Building a new facility in Hattiesburg, Mississippi was when I had my first foray into work that is considered HR. Brought in as a technical trainer, I started working with the new work teams and helped design the concepts around balance of skills that we utilized to make this self-managed team facility work.
I was developing skills in operations management as well, as part of my development plan to become part of plant management in the future. So I frequently was given some odds and ends sort of tasks, like coming the lobby the day that James Roy Birdwell came to office.
Gloria, our receptionist, called me to tell me that Mr Birdwell was in the lobby and wanted to speak to someone about his new job. We hired in groups at the time, and we hadn’t sent out offers for the next group. Plus, I knew all the names in the new recruitment class, and this wasn’t one of them.
I walked into the little two-chair lobby, an alcove really, and came face to face with James Roy. He was a broad shouldered man, looked to me to be in his mid-forties (not that that matters or that I was considering that for any reason whatsoever), and he reached out his hand and offered what proved to be a very strong handshake. After the “nice to meet you’s”, I asked him what I could do for him.
“Well, sir” he said, “as I was tellin’ Miss Gloria here, I’m here to find out when I start.”
“Start”, I asked?
“My job” he responded. “I want to work here.”
“Ok, well let me tell you how you go about applying for a job here. I can give you an application now, but you can’t take it with you, you need to fill it out here.” Our hiring process was actually pretty-well known. We were the first tenant in a new industrial park, and everything about us was frequently in the paper.
“I don’t need to apply here Mr. Tim. I got job rights.”

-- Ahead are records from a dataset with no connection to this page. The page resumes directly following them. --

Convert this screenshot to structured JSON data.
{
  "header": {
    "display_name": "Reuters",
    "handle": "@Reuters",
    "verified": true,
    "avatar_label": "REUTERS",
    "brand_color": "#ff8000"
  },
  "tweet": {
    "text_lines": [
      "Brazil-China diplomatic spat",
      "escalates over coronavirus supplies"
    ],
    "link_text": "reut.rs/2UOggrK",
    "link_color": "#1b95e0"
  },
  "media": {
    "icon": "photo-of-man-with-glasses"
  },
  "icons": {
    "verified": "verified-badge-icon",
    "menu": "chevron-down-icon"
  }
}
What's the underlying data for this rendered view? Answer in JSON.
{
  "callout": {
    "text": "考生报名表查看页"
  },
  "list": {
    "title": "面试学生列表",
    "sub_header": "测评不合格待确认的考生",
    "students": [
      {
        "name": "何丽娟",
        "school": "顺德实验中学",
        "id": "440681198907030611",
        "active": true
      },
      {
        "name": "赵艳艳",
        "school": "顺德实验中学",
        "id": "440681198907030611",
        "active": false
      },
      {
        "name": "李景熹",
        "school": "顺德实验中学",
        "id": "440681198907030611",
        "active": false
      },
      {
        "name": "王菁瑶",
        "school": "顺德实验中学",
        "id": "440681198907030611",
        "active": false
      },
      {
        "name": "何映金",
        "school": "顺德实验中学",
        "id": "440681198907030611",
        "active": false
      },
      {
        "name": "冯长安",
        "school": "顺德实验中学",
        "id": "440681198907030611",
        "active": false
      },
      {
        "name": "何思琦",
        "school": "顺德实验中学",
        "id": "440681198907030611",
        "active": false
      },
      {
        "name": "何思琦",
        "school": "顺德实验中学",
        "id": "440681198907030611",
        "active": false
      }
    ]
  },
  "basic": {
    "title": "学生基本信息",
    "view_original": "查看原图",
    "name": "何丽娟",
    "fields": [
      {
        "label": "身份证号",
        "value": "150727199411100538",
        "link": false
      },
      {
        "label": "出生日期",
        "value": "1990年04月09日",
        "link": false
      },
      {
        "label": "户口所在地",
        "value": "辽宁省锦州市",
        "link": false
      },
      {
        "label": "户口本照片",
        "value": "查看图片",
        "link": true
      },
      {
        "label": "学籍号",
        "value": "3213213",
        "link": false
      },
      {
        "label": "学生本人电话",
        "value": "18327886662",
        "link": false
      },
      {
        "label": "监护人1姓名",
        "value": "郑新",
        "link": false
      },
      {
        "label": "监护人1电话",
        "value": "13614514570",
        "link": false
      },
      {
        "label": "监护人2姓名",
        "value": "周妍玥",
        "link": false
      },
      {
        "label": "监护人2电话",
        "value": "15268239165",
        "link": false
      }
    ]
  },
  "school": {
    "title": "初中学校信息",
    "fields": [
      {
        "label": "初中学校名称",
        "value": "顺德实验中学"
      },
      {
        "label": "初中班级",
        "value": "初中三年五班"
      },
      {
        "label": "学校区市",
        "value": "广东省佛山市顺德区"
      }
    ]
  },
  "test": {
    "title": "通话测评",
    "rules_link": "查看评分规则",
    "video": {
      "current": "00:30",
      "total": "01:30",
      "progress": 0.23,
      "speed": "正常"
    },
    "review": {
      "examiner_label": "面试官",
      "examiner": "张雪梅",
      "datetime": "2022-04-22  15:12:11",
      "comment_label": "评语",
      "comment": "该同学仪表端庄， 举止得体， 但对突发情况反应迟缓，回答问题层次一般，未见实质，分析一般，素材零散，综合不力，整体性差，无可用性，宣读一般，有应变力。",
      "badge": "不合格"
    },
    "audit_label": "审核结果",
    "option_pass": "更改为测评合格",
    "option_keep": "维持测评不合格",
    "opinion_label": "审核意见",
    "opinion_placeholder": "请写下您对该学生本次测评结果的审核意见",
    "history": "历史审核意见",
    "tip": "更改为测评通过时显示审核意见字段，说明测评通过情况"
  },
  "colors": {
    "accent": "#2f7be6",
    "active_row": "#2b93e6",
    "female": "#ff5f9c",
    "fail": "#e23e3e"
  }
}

I was stumped. My HR boss never explained this particular claim to me, so I was hoping maybe Birdwell was going to help me fill in the blanks. He did.
“This here plant is built on the land my granddad sold to the city years ago. He told me that when they build anything, I should by rights get a job there.”
He really believed he had “job rights”.
I again explained our process, and I took his application, which he reluctantly filled out. He was polite but a little peeved, and told me he would be contacting the Mayor’s Office to let them know that we were making him apply just like everyone else.
But City Hall never called. And Mr. Birdwell never showed up for the interview we eventually called him in for.
But I have thought about that as an original, noble effort to get a job. I think it ranks right up there with clever use of QR codes that lead you to video of the candidate. Wait, that is so 2011.